An Introduced Species is a species living outside its native distributional range, which has arrived there by human activity, either deliberate or accidental. Non-native species can have various effects on the local ecosystem. Introduced species that become established and spread beyond the place of introduction are called invasive species. The impact of introduced species is highly variable. Some have a negative effect on a local ecosystem, while other introduced species may have no negative effect or only minor impact.

Worldwide Distribution of Nonhuman Primates
Visit Where Primates Live to learn more about where in the world primates live and the importance of preserving and protecting their natural habitats.  

NEW WORLD AND OLD WORLD MONKEYS

What's the Difference?

NEW WORLD MONKEYS

  • Found from southern Mexico to Central and South America, except in the highest mountains
  • Are more primitive than Old World monkeys.
  • Their brains are considered less complex than those of Old World monkeys
  • Their thumbs, when present, are not opposable
  • Their nostrils are further apart and tend to point outward
  • Most have 36 teeth
  • They have slender bodies and limbs with long narrow hands
  • Most have a prehensile or partially prehensile tail
  • Include marmosets, tamarins, titis, capuchins, spider monkeys, woolly monkeys, howler monkeys, squirrel monkeys, owl monkeys, the sakis, and the uakaris
  • No nonhuman apes are endemic to the New World
  • No prosimians are endemic to the New World

OLD WORLD MONKEYS
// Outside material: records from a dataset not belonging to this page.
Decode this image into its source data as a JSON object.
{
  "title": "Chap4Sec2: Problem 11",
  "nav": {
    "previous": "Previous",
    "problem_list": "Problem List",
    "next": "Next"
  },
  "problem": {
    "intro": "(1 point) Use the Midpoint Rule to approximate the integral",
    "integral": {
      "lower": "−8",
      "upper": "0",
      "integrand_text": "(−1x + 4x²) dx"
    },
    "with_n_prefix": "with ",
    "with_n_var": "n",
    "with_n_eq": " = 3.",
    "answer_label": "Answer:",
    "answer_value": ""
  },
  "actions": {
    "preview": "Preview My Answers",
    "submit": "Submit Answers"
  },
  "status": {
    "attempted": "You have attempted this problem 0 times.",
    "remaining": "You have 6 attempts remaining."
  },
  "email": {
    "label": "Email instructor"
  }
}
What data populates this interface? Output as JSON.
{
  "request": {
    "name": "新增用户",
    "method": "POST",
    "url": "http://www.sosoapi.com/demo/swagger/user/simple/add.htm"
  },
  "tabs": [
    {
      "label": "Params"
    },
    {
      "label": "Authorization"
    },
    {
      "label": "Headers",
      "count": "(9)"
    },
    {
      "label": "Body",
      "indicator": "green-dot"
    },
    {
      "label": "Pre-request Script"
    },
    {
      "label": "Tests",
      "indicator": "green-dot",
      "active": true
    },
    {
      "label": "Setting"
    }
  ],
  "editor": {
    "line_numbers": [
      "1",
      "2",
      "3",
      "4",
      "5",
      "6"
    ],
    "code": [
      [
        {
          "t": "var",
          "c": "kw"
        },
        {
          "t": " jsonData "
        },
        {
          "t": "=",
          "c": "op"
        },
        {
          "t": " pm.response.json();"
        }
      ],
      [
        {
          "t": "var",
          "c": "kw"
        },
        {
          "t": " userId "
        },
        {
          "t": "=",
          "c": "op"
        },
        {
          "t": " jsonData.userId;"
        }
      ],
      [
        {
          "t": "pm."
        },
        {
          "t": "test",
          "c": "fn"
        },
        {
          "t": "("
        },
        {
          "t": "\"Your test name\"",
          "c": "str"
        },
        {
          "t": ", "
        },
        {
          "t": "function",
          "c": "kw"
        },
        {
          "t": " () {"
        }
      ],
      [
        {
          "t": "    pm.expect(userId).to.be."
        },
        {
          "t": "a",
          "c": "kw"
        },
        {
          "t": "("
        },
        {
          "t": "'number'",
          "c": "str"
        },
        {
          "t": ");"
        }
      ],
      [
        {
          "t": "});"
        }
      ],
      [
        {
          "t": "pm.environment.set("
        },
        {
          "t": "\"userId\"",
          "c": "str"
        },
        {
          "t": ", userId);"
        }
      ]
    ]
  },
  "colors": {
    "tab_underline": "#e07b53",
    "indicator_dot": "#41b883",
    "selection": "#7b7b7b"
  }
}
  • Found in southern Asia, with a few species as far north as Japan and northern China, and in all of Africa except the most arid deserts
  • Most, but not all, have opposable thumbs
  • Their tails are are never prehensile
  • Their nostrils are close together and tend to point downward
  • Many species have cheek pouches to hold food, and many have thick pads on their buttocks
  • They have 32 teeth
  • Are more closely related to the apes and, therefore, humans than they are to the New World monkeys
  • Include baboons, colobus monkeys, drills, geladas, grivets, guenons, kipunjis, langurs, leaf monkeys, macaques, malbroucks, mandrills, mangabeys, langurs, patas monkeys, proboscis monkeys, snub-nosed monkeys, surilis, swamp monkeys, talapoins, tantalus monkeys, and vervets
  • All apes are found in Old World regions of the world
  • Prosimians are also found in Old World regions
WANT TO KNOW MORE ABOUT YOUR PRIMATE COUSINS?

Visit Primate Species Profiles to find your favorites and learn more!

View short video clips about each species.

Learn how many primate species there are.

Learn about your favorites

You may be surprised by what you’ll find!